Turner, the House’s second-ranking Democrat, criticized Harwell over her legislation to give charter schools the right to go straight to the state Board of Education for authorization, bypassing the Metro school board. Harwell makes no secret about the fact that the bill is aimed at overturning the school board’s denial of Great Hearts Academies’ application to open a charter school in West Nashville. Her bill applies only to Nashville and Memphis.
Turner complained that the bill was sprung on the public this week, amended into its present form just before the House Education subcommittee adopted it to the outrage of Democrats.
“This was slammed in here at the last minute like it was some kind of cloak and dagger thing,” Turner said. “They didn’t have enough Republican support for it to do it across the state. They couldn’t get it passed. Those rural Republican legislators are more than willing to stick it to the big cities as long as it doesn’t come their way.”
“I think she’s going to line up and just run over everybody who gets in the way on the thing,” Turner said of the speaker.
“All these people who support this don’t have their kids in public schools anyway,” Turner said, taking another shot at Harwell, whose two sons attend Montgomery Bell Academy. “You’ve got all these people with their kids in private schools trying to tell us public schools parents what to do. Almost everybody who’s such a big critic of public schools have their kids in private schools. It’s frustrating. “
Turner predicted that if Harwell's bill becomes law, charter schools will pop up all over Nashville's more affluent neighborhoods, catering to the children of well-to-do families.
To Pith after this morning's House session, Harwell denied Turner's accusations: "That is not my goal at all," she said when asked whether her bill could lead to resegregation.
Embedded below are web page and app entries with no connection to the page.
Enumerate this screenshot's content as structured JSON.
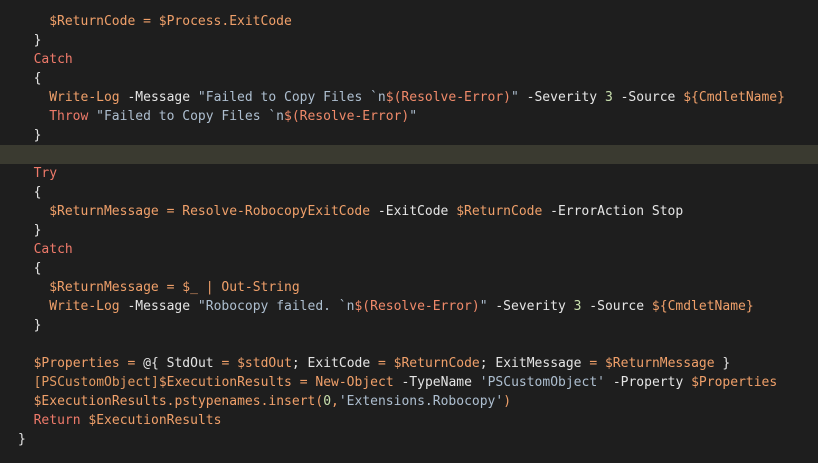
{
  "editor": {
    "lines": [
      {
        "indent": 8,
        "tokens": [
          {
            "t": "var",
            "v": "$ReturnCode"
          },
          {
            "t": "plain",
            "v": " "
          },
          {
            "t": "var",
            "v": "="
          },
          {
            "t": "plain",
            "v": " "
          },
          {
            "t": "var",
            "v": "$Process.ExitCode"
          }
        ]
      },
      {
        "indent": 4,
        "tokens": [
          {
            "t": "plain",
            "v": "}"
          }
        ]
      },
      {
        "indent": 4,
        "tokens": [
          {
            "t": "kw",
            "v": "Catch"
          }
        ]
      },
      {
        "indent": 4,
        "tokens": [
          {
            "t": "plain",
            "v": "{"
          }
        ]
      },
      {
        "indent": 8,
        "tokens": [
          {
            "t": "var",
            "v": "Write-Log"
          },
          {
            "t": "plain",
            "v": " "
          },
          {
            "t": "par",
            "v": "-Message"
          },
          {
            "t": "plain",
            "v": " "
          },
          {
            "t": "str",
            "v": "\"Failed to Copy Files `n"
          },
          {
            "t": "sub",
            "v": "$(Resolve-Error)"
          },
          {
            "t": "str",
            "v": "\""
          },
          {
            "t": "plain",
            "v": " "
          },
          {
            "t": "par",
            "v": "-Severity"
          },
          {
            "t": "plain",
            "v": " "
          },
          {
            "t": "num",
            "v": "3"
          },
          {
            "t": "plain",
            "v": " "
          },
          {
            "t": "par",
            "v": "-Source"
          },
          {
            "t": "plain",
            "v": " "
          },
          {
            "t": "var",
            "v": "${CmdletName}"
          }
        ]
      },
      {
        "indent": 8,
        "tokens": [
          {
            "t": "kw",
            "v": "Throw"
          },
          {
            "t": "plain",
            "v": " "
          },
          {
            "t": "str",
            "v": "\"Failed to Copy Files `n"
          },
          {
            "t": "sub",
            "v": "$(Resolve-Error)"
          },
          {
            "t": "str",
            "v": "\""
          }
        ]
      },
      {
        "indent": 4,
        "tokens": [
          {
            "t": "plain",
            "v": "}"
          }
        ]
      },
      {
        "indent": 0,
        "current": true,
        "tokens": []
      },
      {
        "indent": 4,
        "tokens": [
          {
            "t": "kw",
            "v": "Try"
          }
        ]
      },
      {
        "indent": 4,
        "tokens": [
          {
            "t": "plain",
            "v": "{"
          }
        ]
      },
      {
        "indent": 8,
        "tokens": [
          {
            "t": "var",
            "v": "$ReturnMessage"
          },
          {
            "t": "plain",
            "v": " "
          },
          {
            "t": "var",
            "v": "="
          },
          {
            "t": "plain",
            "v": " "
          },
          {
            "t": "var",
            "v": "Resolve-RobocopyExitCode"
          },
          {
            "t": "plain",
            "v": " "
          },
          {
            "t": "par",
            "v": "-ExitCode"
          },
          {
            "t": "plain",
            "v": " "
          },
          {
            "t": "var",
            "v": "$ReturnCode"
          },
          {
            "t": "plain",
            "v": " "
          },
          {
            "t": "par",
            "v": "-ErrorAction"
          },
          {
            "t": "plain",
            "v": " "
          },
          {
            "t": "par",
            "v": "Stop"
          }
        ]
      },
      {
        "indent": 4,
        "tokens": [
          {
            "t": "plain",
            "v": "}"
          }
        ]
      },
      {
        "indent": 4,
        "tokens": [
          {
            "t": "kw",
            "v": "Catch"
          }
        ]
      },
      {
        "indent": 4,
        "tokens": [
          {
            "t": "plain",
            "v": "{"
          }
        ]
      },
      {
        "indent": 8,
        "tokens": [
          {
            "t": "var",
            "v": "$ReturnMessage"
          },
          {
            "t": "plain",
            "v": " "
          },
          {
            "t": "var",
            "v": "="
          },
          {
            "t": "plain",
            "v": " "
          },
          {
            "t": "var",
            "v": "$_"
          },
          {
            "t": "plain",
            "v": " "
          },
          {
            "t": "var",
            "v": "|"
          },
          {
            "t": "plain",
            "v": " "
          },
          {
            "t": "var",
            "v": "Out-String"
          }
        ]
      },
      {
        "indent": 8,
        "tokens": [
          {
            "t": "var",
            "v": "Write-Log"
          },
          {
            "t": "plain",
            "v": " "
          },
          {
            "t": "par",
            "v": "-Message"
          },
          {
            "t": "plain",
            "v": " "
          },
          {
            "t": "str",
            "v": "\"Robocopy failed. `n"
          },
          {
            "t": "sub",
            "v": "$(Resolve-Error)"
          },
          {
            "t": "str",
            "v": "\""
          },
          {
            "t": "plain",
            "v": " "
          },
          {
            "t": "par",
            "v": "-Severity"
          },
          {
            "t": "plain",
            "v": " "
          },
          {
            "t": "num",
            "v": "3"
          },
          {
            "t": "plain",
            "v": " "
          },
          {
            "t": "par",
            "v": "-Source"
          },
          {
            "t": "plain",
            "v": " "
          },
          {
            "t": "var",
            "v": "${CmdletName}"
          }
        ]
      },
      {
        "indent": 4,
        "tokens": [
          {
            "t": "plain",
            "v": "}"
          }
        ]
      },
      {
        "indent": 0,
        "tokens": []
      },
      {
        "indent": 4,
        "tokens": [
          {
            "t": "var",
            "v": "$Properties"
          },
          {
            "t": "plain",
            "v": " "
          },
          {
            "t": "var",
            "v": "="
          },
          {
            "t": "plain",
            "v": " "
          },
          {
            "t": "plain",
            "v": "@{ StdOut "
          },
          {
            "t": "var",
            "v": "="
          },
          {
            "t": "plain",
            "v": " "
          },
          {
            "t": "var",
            "v": "$stdOut"
          },
          {
            "t": "plain",
            "v": "; ExitCode "
          },
          {
            "t": "var",
            "v": "="
          },
          {
            "t": "plain",
            "v": " "
          },
          {
            "t": "var",
            "v": "$ReturnCode"
          },
          {
            "t": "plain",
            "v": "; ExitMessage "
          },
          {
            "t": "var",
            "v": "="
          },
          {
            "t": "plain",
            "v": " "
          },
          {
            "t": "var",
            "v": "$ReturnMessage"
          },
          {
            "t": "plain",
            "v": " }"
          }
        ]
      },
      {
        "indent": 4,
        "tokens": [
          {
            "t": "type",
            "v": "[PSCustomObject]"
          },
          {
            "t": "var",
            "v": "$ExecutionResults"
          },
          {
            "t": "plain",
            "v": " "
          },
          {
            "t": "var",
            "v": "="
          },
          {
            "t": "plain",
            "v": " "
          },
          {
            "t": "var",
            "v": "New-Object"
          },
          {
            "t": "plain",
            "v": " "
          },
          {
            "t": "par",
            "v": "-TypeName"
          },
          {
            "t": "plain",
            "v": " "
          },
          {
            "t": "str",
            "v": "'PSCustomObject'"
          },
          {
            "t": "plain",
            "v": " "
          },
          {
            "t": "par",
            "v": "-Property"
          },
          {
            "t": "plain",
            "v": " "
          },
          {
            "t": "var",
            "v": "$Properties"
          }
        ]
      },
      {
        "indent": 4,
        "tokens": [
          {
            "t": "var",
            "v": "$ExecutionResults.pstypenames.insert("
          },
          {
            "t": "num",
            "v": "0"
          },
          {
            "t": "var",
            "v": ","
          },
          {
            "t": "str",
            "v": "'Extensions.Robocopy'"
          },
          {
            "t": "var",
            "v": ")"
          }
        ]
      },
      {
        "indent": 4,
        "tokens": [
          {
            "t": "kw",
            "v": "Return"
          },
          {
            "t": "plain",
            "v": " "
          },
          {
            "t": "var",
            "v": "$ExecutionResults"
          }
        ]
      },
      {
        "indent": 0,
        "tokens": [
          {
            "t": "plain",
            "v": "}"
          }
        ]
      }
    ]
  }
}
"We actively recruited Great Hearts to come to this city, and I just would like to avoid what we went through" in the future, she said.